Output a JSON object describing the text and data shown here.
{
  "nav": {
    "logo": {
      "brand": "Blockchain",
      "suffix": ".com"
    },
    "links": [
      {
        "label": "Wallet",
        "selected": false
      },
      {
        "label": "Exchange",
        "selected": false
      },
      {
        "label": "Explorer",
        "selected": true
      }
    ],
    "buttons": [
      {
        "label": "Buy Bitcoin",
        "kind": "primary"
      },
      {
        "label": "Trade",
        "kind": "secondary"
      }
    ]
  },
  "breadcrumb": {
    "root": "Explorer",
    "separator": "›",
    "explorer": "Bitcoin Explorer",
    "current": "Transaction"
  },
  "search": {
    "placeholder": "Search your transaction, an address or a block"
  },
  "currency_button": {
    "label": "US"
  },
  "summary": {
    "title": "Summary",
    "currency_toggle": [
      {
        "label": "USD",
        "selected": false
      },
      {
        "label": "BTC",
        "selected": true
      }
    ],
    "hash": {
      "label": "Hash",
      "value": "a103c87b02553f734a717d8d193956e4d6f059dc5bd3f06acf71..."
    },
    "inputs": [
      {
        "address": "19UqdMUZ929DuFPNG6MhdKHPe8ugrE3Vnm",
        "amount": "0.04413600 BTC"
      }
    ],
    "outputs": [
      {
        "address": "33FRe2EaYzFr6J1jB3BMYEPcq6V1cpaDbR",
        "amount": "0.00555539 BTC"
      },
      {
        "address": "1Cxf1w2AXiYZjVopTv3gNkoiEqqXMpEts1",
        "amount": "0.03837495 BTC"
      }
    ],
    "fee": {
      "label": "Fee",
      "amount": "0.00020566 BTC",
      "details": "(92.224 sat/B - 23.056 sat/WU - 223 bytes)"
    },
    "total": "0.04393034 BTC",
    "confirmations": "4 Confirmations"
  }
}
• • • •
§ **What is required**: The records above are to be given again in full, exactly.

§ **Final answer**:
Output a JSON object describing the text and data shown here.
{
  "nav": {
    "logo": {
      "brand": "Blockchain",
      "suffix": ".com"
    },
    "links": [
      {
        "label": "Wallet",
        "selected": false
      },
      {
        "label": "Exchange",
        "selected": false
      },
      {
        "label": "Explorer",
        "selected": true
      }
    ],
    "buttons": [
      {
        "label": "Buy Bitcoin",
        "kind": "primary"
      },
      {
        "label": "Trade",
        "kind": "secondary"
      }
    ]
  },
  "breadcrumb": {
    "root": "Explorer",
    "separator": "›",
    "explorer": "Bitcoin Explorer",
    "current": "Transaction"
  },
  "search": {
    "placeholder": "Search your transaction, an address or a block"
  },
  "currency_button": {
    "label": "US"
  },
  "summary": {
    "title": "Summary",
    "currency_toggle": [
      {
        "label": "USD",
        "selected": false
      },
      {
        "label": "BTC",
        "selected": true
      }
    ],
    "hash": {
      "label": "Hash",
      "value": "a103c87b02553f734a717d8d193956e4d6f059dc5bd3f06acf71..."
    },
    "inputs": [
      {
        "address": "19UqdMUZ929DuFPNG6MhdKHPe8ugrE3Vnm",
        "amount": "0.04413600 BTC"
      }
    ],
    "outputs": [
      {
        "address": "33FRe2EaYzFr6J1jB3BMYEPcq6V1cpaDbR",
        "amount": "0.00555539 BTC"
      },
      {
        "address": "1Cxf1w2AXiYZjVopTv3gNkoiEqqXMpEts1",
        "amount": "0.03837495 BTC"
      }
    ],
    "fee": {
      "label": "Fee",
      "amount": "0.00020566 BTC",
      "details": "(92.224 sat/B - 23.056 sat/WU - 223 bytes)"
    },
    "total": "0.04393034 BTC",
    "confirmations": "4 Confirmations"
  }
}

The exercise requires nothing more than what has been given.